- It is not a specific offence to shoot across a right of way, although to do so may amount to a common law nuisance or intimidation depending on the circumstances. It is an offence to discharge a firearm within 50 feet of the centre of a carriageway It is also an offence to have loaded airgun or any other firearm (loaded and unloaded) with ammunition in a public place unless the person has lawful authority or a reasonable excuse
Driving a motor vehicle on footpath, bridleway or restricted byway (section 34 of the Road Traffic Act 1988)
- It is an offence to drive a motor vehicle on a footpath, bridleway or restricted byway without 'lawful' authority. Lawful authority can be interpreted as having the consent of the owner of the land.
- If a person is on private land when access rights or other public access arrangements do not apply or they fail to comply with any conditions attached to their access on that land, an owner has the right to claim that the person is a trespasser.

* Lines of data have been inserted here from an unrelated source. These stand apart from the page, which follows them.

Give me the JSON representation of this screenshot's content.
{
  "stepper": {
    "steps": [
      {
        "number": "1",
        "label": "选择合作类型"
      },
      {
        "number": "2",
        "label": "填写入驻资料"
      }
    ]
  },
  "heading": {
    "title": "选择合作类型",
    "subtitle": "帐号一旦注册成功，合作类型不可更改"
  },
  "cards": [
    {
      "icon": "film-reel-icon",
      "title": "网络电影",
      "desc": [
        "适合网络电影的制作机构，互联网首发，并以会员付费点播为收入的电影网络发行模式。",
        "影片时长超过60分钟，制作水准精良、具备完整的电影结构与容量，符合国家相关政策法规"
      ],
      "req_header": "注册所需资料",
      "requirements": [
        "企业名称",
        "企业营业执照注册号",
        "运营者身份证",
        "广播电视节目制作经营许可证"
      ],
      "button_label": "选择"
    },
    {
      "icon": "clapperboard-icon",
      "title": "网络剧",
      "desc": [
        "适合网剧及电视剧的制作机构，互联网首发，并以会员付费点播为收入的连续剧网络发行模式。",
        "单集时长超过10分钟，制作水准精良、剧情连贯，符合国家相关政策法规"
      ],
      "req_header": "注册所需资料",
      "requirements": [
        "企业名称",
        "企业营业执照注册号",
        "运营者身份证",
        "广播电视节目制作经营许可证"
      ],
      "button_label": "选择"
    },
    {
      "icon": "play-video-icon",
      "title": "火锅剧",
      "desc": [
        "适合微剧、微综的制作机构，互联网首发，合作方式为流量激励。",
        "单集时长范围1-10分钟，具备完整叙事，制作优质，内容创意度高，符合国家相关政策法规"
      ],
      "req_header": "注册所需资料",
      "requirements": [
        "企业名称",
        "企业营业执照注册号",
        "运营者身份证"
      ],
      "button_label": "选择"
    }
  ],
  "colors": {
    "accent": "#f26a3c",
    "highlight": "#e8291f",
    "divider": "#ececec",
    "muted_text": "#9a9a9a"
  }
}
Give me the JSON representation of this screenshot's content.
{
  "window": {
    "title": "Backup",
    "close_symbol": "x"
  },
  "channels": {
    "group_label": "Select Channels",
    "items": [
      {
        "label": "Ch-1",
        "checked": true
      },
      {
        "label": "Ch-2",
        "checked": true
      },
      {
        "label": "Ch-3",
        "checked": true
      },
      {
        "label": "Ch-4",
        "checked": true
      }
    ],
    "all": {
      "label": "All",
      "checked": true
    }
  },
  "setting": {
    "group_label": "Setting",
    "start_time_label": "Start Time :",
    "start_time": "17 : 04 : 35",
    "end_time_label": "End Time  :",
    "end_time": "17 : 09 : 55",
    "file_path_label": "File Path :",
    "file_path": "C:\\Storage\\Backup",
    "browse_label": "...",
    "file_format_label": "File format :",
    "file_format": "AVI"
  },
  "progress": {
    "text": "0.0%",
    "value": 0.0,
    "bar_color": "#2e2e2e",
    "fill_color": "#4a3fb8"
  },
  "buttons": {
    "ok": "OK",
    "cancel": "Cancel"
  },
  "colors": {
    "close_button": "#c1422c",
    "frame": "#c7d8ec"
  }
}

In most cases this will be a civil matter. Trespass on certain land such as around railways, airports, ports and military land may be a criminal matters.
Litter & Fly Tipping (section 86 & 89 of the Environmental Protection act 1990)
- Responsibility for litter clearance on rights of way rests with the District Council for the area. If a path is completely blocked as a result of fly-tipping and it is causing an obstruction then we also have a duty to act.
Dogs on Rights of Way (section 1(2) of the Dogs (Protection of Livestock) Act 1953)
- Dogs must be kept under close control, especially in the presence of livestock. Trespass is committed if an owner allows a dog to run off the line of the public path, without the permission of the landowner.
- Dogs and Livestock: It is an offence to allow a dog to attack or chase livestock. It is a defendable action for a farmer to shoot a dog caught attacking or worrying (chasing) livestock
- The Council advises path users to be responsible for their own safety when walking a dog in the presence of livestock. Cows with calves can be aggressive towards dogs and the owner may be safer if the dog can run free. Steers, heifers and horses may also be aggressive towards dogs, but are more likely to approach people out of curiosity.
- Dogs and Sheep: It is an offence to allow a dog to be at large in the presence of sheep. ‘At large’ means not on a lead or otherwise under close control.
- The Council advises path users to always keep a dog on a lead in the presence of sheep.
- Encourage responsible dog walking: If you have a field with public access, where stock is not being kept, consider designating a dog exercise area to encourage responsible dog walking on your other public paths. Publicise through the Parish Council or notices on site.